▶ [INSTRUCTIONS TO FOLLOW] Pull every line containing the word "stock" from the records.

▶ [TASK INPUTS]

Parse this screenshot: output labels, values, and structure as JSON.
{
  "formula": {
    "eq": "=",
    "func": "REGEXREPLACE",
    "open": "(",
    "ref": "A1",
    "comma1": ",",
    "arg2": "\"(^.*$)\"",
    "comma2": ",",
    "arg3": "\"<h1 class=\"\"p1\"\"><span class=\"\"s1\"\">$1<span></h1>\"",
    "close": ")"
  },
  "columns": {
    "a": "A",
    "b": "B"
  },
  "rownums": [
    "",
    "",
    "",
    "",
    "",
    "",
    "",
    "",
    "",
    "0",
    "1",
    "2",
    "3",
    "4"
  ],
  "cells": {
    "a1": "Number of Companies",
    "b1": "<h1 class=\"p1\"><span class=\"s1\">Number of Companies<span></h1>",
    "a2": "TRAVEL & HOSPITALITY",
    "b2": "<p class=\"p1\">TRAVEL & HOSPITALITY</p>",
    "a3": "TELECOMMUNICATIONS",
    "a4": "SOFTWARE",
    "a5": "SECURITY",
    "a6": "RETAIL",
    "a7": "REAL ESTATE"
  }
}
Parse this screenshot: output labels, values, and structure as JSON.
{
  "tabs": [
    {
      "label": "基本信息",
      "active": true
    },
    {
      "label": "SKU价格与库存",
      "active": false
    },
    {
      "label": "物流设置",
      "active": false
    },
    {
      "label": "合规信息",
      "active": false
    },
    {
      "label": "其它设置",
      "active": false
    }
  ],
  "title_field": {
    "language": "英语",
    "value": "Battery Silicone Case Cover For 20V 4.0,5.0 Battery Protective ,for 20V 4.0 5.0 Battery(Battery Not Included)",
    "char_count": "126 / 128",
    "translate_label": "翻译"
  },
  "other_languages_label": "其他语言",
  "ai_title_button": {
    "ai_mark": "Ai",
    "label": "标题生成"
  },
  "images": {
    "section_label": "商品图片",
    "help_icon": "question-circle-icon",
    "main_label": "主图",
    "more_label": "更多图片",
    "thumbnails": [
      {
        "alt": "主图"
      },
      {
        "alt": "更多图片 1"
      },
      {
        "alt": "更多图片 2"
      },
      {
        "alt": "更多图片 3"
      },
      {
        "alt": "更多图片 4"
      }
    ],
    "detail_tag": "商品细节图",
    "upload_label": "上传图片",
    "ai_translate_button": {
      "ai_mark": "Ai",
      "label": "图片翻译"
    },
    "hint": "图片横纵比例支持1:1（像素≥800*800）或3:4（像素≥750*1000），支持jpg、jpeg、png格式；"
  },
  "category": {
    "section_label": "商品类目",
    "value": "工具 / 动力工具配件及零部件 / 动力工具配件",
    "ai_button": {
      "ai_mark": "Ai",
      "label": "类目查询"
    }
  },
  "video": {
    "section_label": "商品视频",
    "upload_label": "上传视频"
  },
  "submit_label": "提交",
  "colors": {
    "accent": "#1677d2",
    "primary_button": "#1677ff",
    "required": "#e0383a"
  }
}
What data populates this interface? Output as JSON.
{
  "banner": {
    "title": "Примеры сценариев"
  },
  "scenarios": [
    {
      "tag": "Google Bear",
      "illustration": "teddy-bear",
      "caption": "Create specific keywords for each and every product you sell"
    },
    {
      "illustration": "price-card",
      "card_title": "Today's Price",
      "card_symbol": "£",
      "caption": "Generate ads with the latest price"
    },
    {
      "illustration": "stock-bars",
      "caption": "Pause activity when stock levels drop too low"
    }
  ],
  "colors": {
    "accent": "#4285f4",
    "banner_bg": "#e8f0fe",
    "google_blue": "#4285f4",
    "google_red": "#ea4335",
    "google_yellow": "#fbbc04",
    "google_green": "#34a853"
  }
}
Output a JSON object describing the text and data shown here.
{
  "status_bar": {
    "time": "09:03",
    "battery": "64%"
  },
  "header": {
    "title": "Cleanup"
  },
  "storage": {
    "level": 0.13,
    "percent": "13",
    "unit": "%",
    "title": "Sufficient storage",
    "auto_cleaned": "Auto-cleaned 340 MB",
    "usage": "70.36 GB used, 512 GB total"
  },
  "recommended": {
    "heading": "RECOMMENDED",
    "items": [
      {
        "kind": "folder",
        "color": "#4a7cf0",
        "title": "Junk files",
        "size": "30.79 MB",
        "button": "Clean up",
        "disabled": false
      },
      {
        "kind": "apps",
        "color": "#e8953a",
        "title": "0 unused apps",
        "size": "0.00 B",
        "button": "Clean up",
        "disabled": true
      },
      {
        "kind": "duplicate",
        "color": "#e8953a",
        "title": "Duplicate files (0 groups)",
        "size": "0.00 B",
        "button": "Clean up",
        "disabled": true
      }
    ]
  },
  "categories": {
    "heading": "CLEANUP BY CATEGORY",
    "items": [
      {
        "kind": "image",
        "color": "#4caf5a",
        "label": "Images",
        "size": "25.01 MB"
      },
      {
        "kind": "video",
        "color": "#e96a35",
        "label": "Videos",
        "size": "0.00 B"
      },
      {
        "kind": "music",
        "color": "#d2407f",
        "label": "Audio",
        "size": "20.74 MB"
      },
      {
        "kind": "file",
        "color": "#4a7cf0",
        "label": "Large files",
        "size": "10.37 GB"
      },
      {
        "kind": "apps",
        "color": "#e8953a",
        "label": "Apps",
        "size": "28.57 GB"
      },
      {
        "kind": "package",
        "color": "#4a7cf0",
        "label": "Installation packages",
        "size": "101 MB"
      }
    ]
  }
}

▶ [SOLUTION TO THIS TASK]
      "illustration": "stock-bars",
      "caption": "Pause activity when stock levels drop too low"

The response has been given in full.